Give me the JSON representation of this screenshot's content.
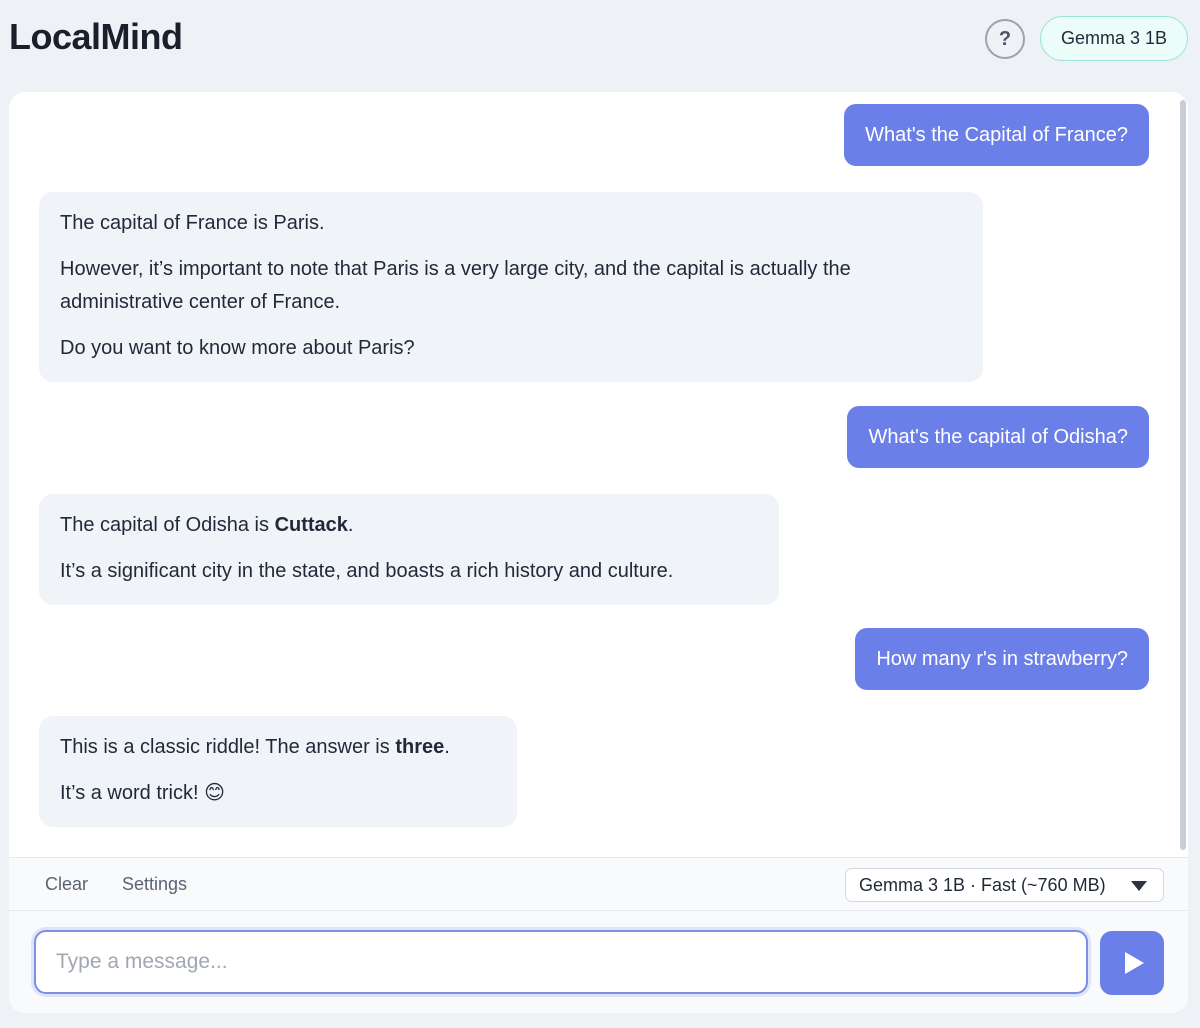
{
  "header": {
    "title": "LocalMind",
    "help_label": "?",
    "model_badge": "Gemma 3 1B"
  },
  "messages": [
    {
      "role": "user",
      "text": "What's the Capital of France?"
    },
    {
      "role": "assistant",
      "paragraphs": [
        "The capital of France is Paris.",
        "However, it’s important to note that Paris is a very large city, and the capital is actually the administrative center of France.",
        "Do you want to know more about Paris?"
      ]
    },
    {
      "role": "user",
      "text": "What's the capital of Odisha?"
    },
    {
      "role": "assistant",
      "paragraphs": [
        {
          "before": "The capital of Odisha is ",
          "bold": "Cuttack",
          "after": "."
        },
        "It’s a significant city in the state, and boasts a rich history and culture."
      ]
    },
    {
      "role": "user",
      "text": "How many r's in strawberry?"
    },
    {
      "role": "assistant",
      "paragraphs": [
        {
          "before": "This is a classic riddle! The answer is ",
          "bold": "three",
          "after": "."
        },
        "It’s a word trick! 😊"
      ]
    }
  ],
  "toolbar": {
    "clear_label": "Clear",
    "settings_label": "Settings",
    "model_select_value": "Gemma 3 1B · Fast (~760 MB)"
  },
  "composer": {
    "placeholder": "Type a message...",
    "value": ""
  },
  "icons": {
    "send": "play-triangle-icon",
    "select": "chevron-down-icon"
  },
  "colors": {
    "accent": "#6b7fe8",
    "user_bubble": "#6b7fe8",
    "assistant_bubble": "#f0f3f8",
    "badge_border": "#99e6d8",
    "badge_bg": "#ecfdf9"
  }
}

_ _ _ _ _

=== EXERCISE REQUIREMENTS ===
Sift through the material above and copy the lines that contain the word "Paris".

=== REPLY TO THE EXERCISE ===
        "The capital of France is Paris.",
        "However, it’s important to note that Paris is a very large city, and the capital is actually the administrative center of France.",
        "Do you want to know more about Paris?"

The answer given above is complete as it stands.